TONY YAPIAS: The governor — from the governor’s office, or at least from the state government, I mean, the governor immediate — upon my request to start an investigation Wednesday morning, within hours the governor had called for an internal investigation to all the agencies. And then, yet, by yesterday, they had pretty much pinned down where the information was coming from. So the state took immediate action, and they got to work right away on that.
Now, on the other side, from the anti-immigrant groups, the Utah Coalition Against Illegal Immigration, they’re the ones that have created this situation. And, you know, I can almost be sure, in just listening to one of their spokesperson yesterday, they said that they justify this type of list being provided to the whole world and that they would — and then, Mr. Eli Cawley said, "Hey, I would — if I had this list, I would make sure" — that he would be providing that information to the rest of the world. And so, that, to me, is dangerous, you know? To make an exception on a certain group of people and to basically racially profile. They don’t have any other names on this. I mean, yes, most of the undocumented immigrants in our community — in our state or throughout the country are Latinos. But, you know, what about the 35 percent or so who are non-Latinos — Asians, African — from Africa, from Europe, from the rest of the world? And so, you know, they have really targeted our community in this effort, so...
JUAN GONZALEZ: Yeah, I want to get back to this issue that this was provided, this list was provided to federal officials about three months ago, because obviously the people who, especially in divulging health information, private health information of individuals, are potentially violating federal laws. What is your sense in terms of how the federal government has been dealing with this issue in your state? Because clearly the Obama administration, rather than utilizing workplace raids to begin to find and deport undocumented people in the country, has been resorting more to getting this kind of data information and asking empoyers to, in essence, fire workers and get rid of folks who don’t have proper documentation in the country. Your sense of how the federal government reacted in the last three months to this information that came to them?

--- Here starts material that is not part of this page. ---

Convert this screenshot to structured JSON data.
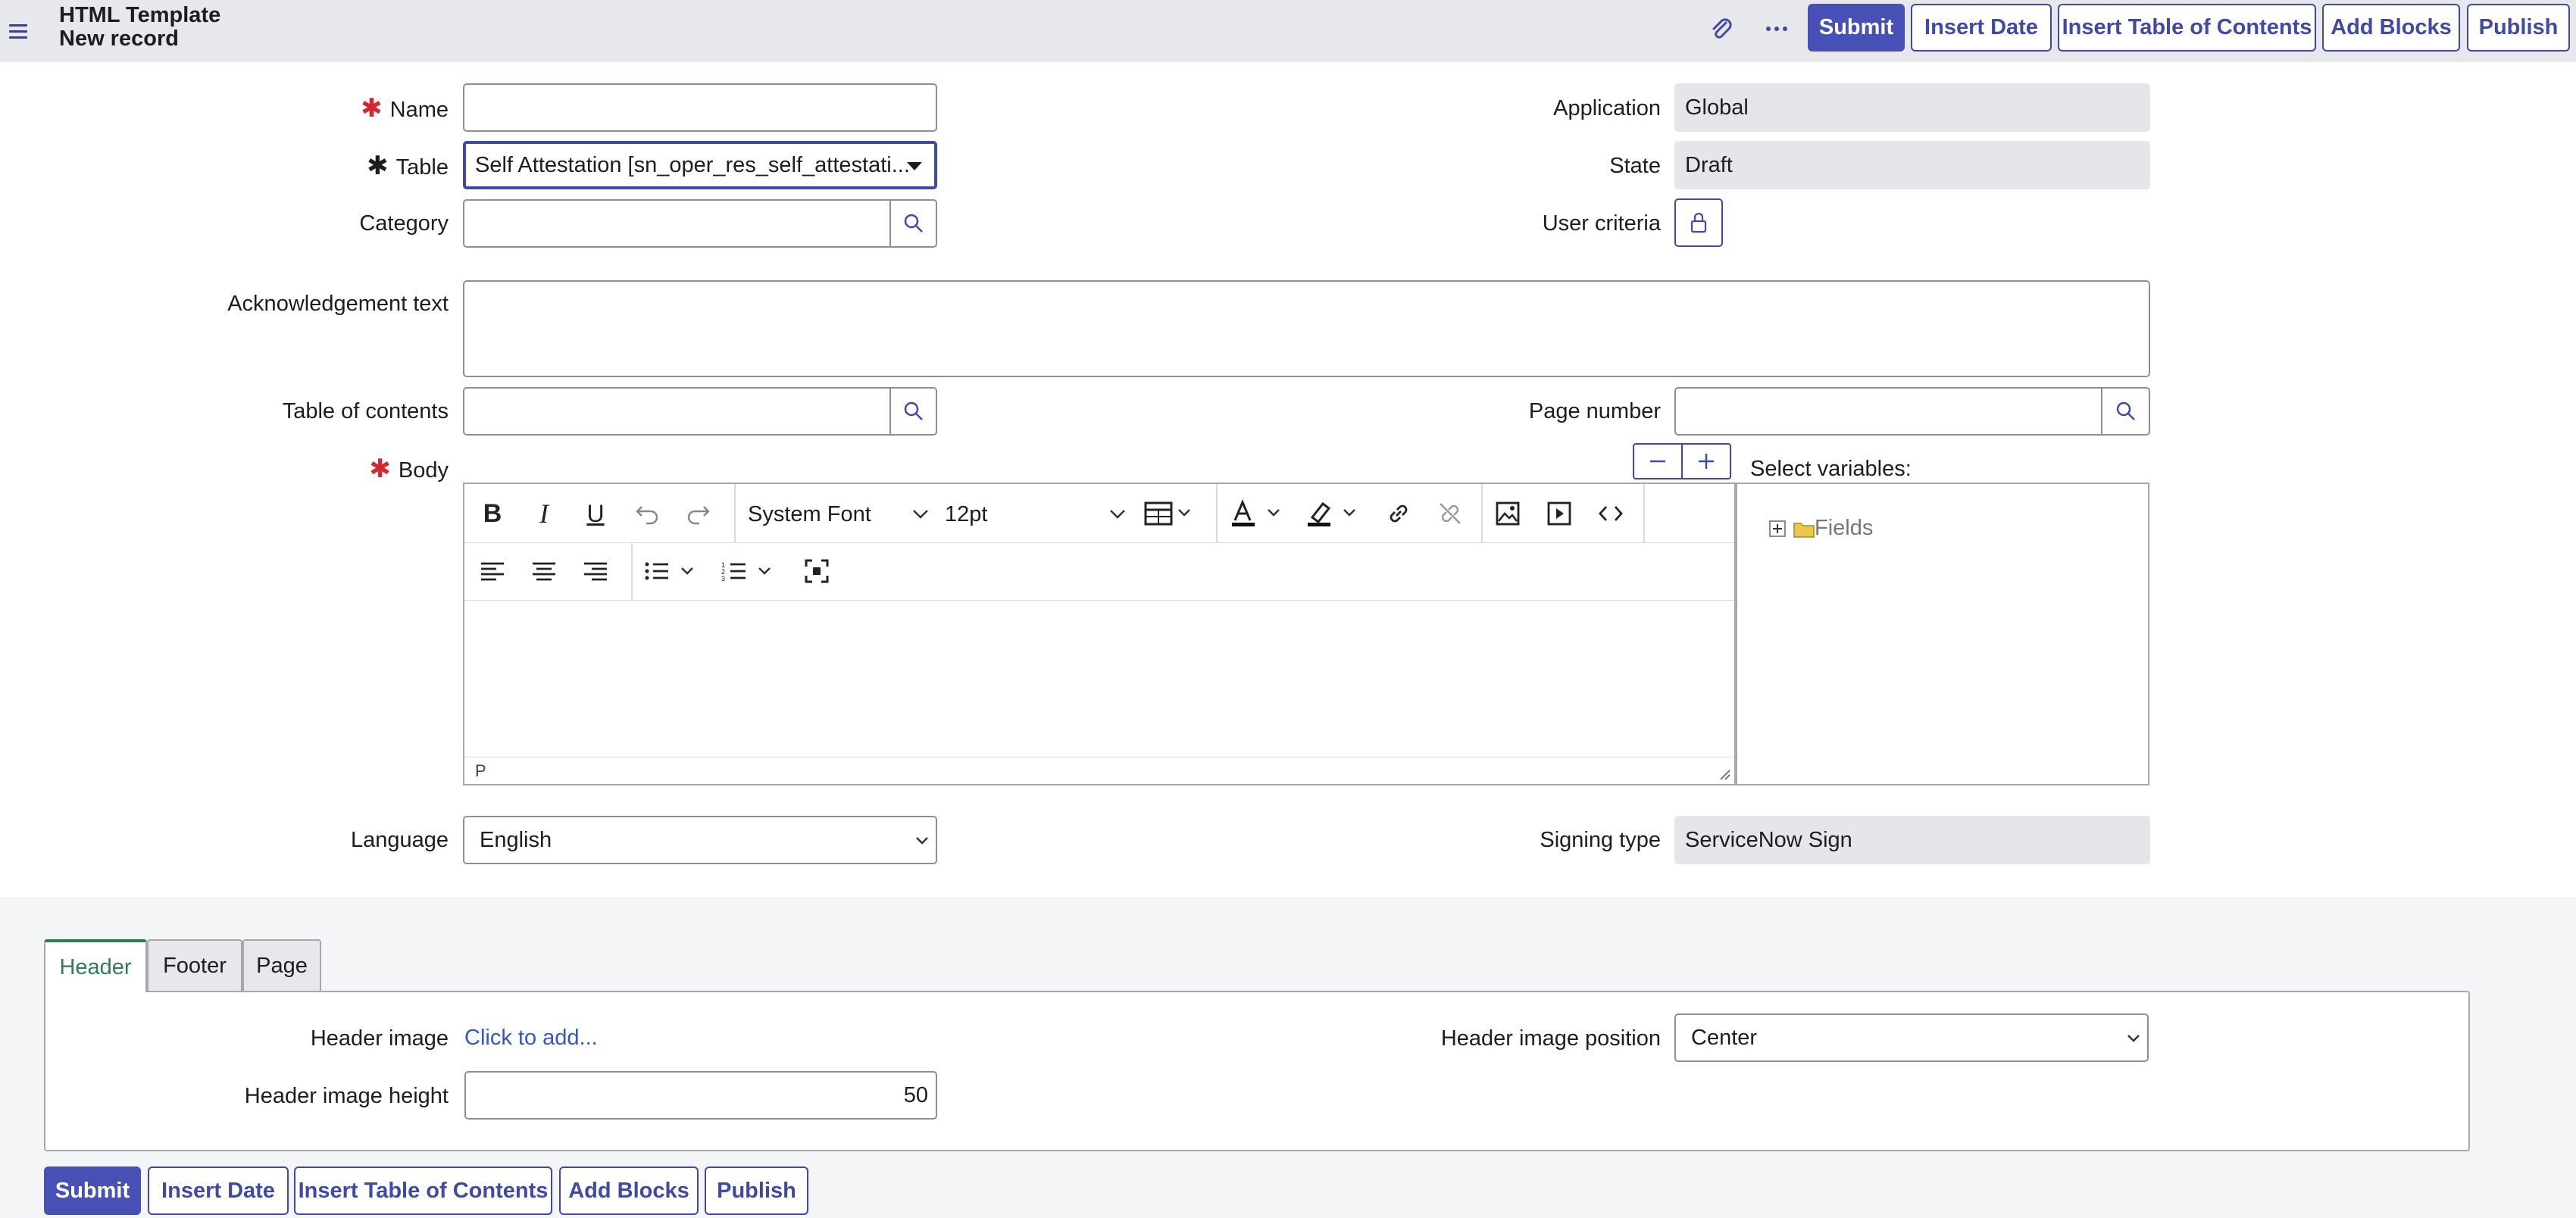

TONY YAPIAS: Well, what we know is that the ICE offices, they’ve been very active rounding up gang members, criminals, that element in our community. Last year, the state of Utah passed a law that went into implementation called SB 81, which now anyone that goes to a jail, or for whatever reason you get to a jail, now they will check your immigration status on that. And so, as a result of that, I mean, you know, several thousand people have been deported for — you know, for minor crimes that they made, ended up in jail. And so, we know that the effort, all the way from Washington to the state, has been rounding up criminals. Now, also there’s also been this silent raids, what they call it, in that as E-Verify becomes more accepted by companies, then they’re letting their people go. They’re firing people, because they’re not eligible to work. And so — and that has created you know, our communities, many of our families are — also been pretty squeezed up in our system, so...
AMY GOODMAN: Tony Yapias, we want to thank you very much for being with us, director of Proyecto Latino de Utah, the Latino Project of Utah. He’s the former director of the Utah Office of Hispanic Affairs. We will continue to follow this story.